The first, I used an aperture (fstop) of f2.8 (wide) to create a lot of blur of the wallpaper. The next, I wanted to capture just a little more of the wallpaper, a subtle but visible difference, so I used an aperture of f8.

This technique is really the core of portraiture. Remember that the lower the number (i.e. f2.8) means that the opening of your lens is WIDER. The HIGHER the number (i.e. f8, and above) your lens opening is smaller.
Know that all lenses and camera models have a slightly different range of apertures, but I recommend changing them in whole stop increments as I've shown on the diagram.
Don't feel overwhelmed if the numbers don't process right away, they will.
Try it for your self!

Sunday, October 2, 2011

An Introduction to Mamatography

As a chronically inspired and busy new Mama I am always seeking short cuts in learning new skills. I was fortunate to have started photography as a teenager in the former age of film and even so into my professional career. However, there were no quick detours in the darkroom. Every session under the red light was a painstakingly slow process.  I loved every minute of it! With that said, I love that photography has become something tangible and real to REAL people. 

Through my years of shooting, processing and teaching I've come to the conclusion that knowing how to use a camera (well) may be just as important as using a computer, an oven, etc. etc.. It's survival in the modern age of gadgets and social networking. This is why I have founded Mamatography™ Photo Workshops.

Whether you're capturing moments of your little loved ones, selling products on the web or pursuing your own business as a shooter the foundation for any photographer hasn't changed through time. Before the reward comes the process...and the process can be just as rewarding.

Use this blog as a go-to photo guide, or as a companion to my video tutorials, live webinars, or local workshops, to get you where you feel your photography needs to be, lightning faster than the process was for me. 

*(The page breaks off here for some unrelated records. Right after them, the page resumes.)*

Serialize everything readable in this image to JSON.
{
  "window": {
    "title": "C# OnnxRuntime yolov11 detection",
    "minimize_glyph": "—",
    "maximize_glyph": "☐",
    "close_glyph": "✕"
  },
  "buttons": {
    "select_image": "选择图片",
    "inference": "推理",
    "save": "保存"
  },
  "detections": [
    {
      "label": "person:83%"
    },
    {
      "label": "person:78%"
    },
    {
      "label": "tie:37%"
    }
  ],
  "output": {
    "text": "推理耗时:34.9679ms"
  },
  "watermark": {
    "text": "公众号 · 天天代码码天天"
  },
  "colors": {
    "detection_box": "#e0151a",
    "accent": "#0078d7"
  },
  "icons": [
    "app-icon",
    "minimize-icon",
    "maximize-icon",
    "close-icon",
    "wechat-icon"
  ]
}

I'm thrilled to share my passion with other Mamatographers!
Happy Shooting,